RECORDS SUPPLIED:

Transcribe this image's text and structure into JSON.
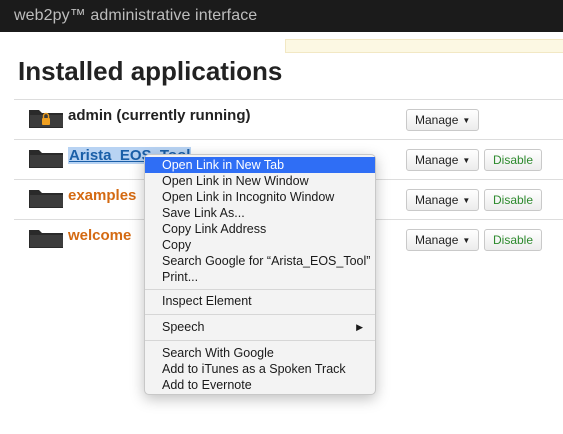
{
  "header": {
    "title": "web2py™ administrative interface"
  },
  "page": {
    "title": "Installed applications"
  },
  "apps": [
    {
      "name": "admin (currently running)",
      "manage_label": "Manage",
      "disable_label": null
    },
    {
      "name": "Arista_EOS_Tool",
      "manage_label": "Manage",
      "disable_label": "Disable"
    },
    {
      "name": "examples",
      "manage_label": "Manage",
      "disable_label": "Disable"
    },
    {
      "name": "welcome",
      "manage_label": "Manage",
      "disable_label": "Disable"
    }
  ],
  "context_menu": {
    "items": [
      "Open Link in New Tab",
      "Open Link in New Window",
      "Open Link in Incognito Window",
      "Save Link As...",
      "Copy Link Address",
      "Copy",
      "Search Google for “Arista_EOS_Tool”",
      "Print...",
      "Inspect Element",
      "Speech",
      "Search With Google",
      "Add to iTunes as a Spoken Track",
      "Add to Evernote"
    ]
  },
  "colors": {
    "app_link": "#d46a12",
    "disable_button_text": "#2d8a2d",
    "menu_highlight": "#2f6ef5",
    "selection": "#b8d3f3"
  },
  "icons": {
    "app": "folder-icon",
    "admin": "folder-lock-icon",
    "submenu": "triangle-right-icon",
    "dropdown": "caret-down-icon"
  }
}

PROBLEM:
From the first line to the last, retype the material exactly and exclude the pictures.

FINISHED EXERCISE:
Transcribe this image's text and structure into JSON.
{
  "header": {
    "title": "web2py™ administrative interface"
  },
  "page": {
    "title": "Installed applications"
  },
  "apps": [
    {
      "name": "admin (currently running)",
      "manage_label": "Manage",
      "disable_label": null
    },
    {
      "name": "Arista_EOS_Tool",
      "manage_label": "Manage",
      "disable_label": "Disable"
    },
    {
      "name": "examples",
      "manage_label": "Manage",
      "disable_label": "Disable"
    },
    {
      "name": "welcome",
      "manage_label": "Manage",
      "disable_label": "Disable"
    }
  ],
  "context_menu": {
    "items": [
      "Open Link in New Tab",
      "Open Link in New Window",
      "Open Link in Incognito Window",
      "Save Link As...",
      "Copy Link Address",
      "Copy",
      "Search Google for “Arista_EOS_Tool”",
      "Print...",
      "Inspect Element",
      "Speech",
      "Search With Google",
      "Add to iTunes as a Spoken Track",
      "Add to Evernote"
    ]
  },
  "colors": {
    "app_link": "#d46a12",
    "disable_button_text": "#2d8a2d",
    "menu_highlight": "#2f6ef5",
    "selection": "#b8d3f3"
  },
  "icons": {
    "app": "folder-icon",
    "admin": "folder-lock-icon",
    "submenu": "triangle-right-icon",
    "dropdown": "caret-down-icon"
  }
}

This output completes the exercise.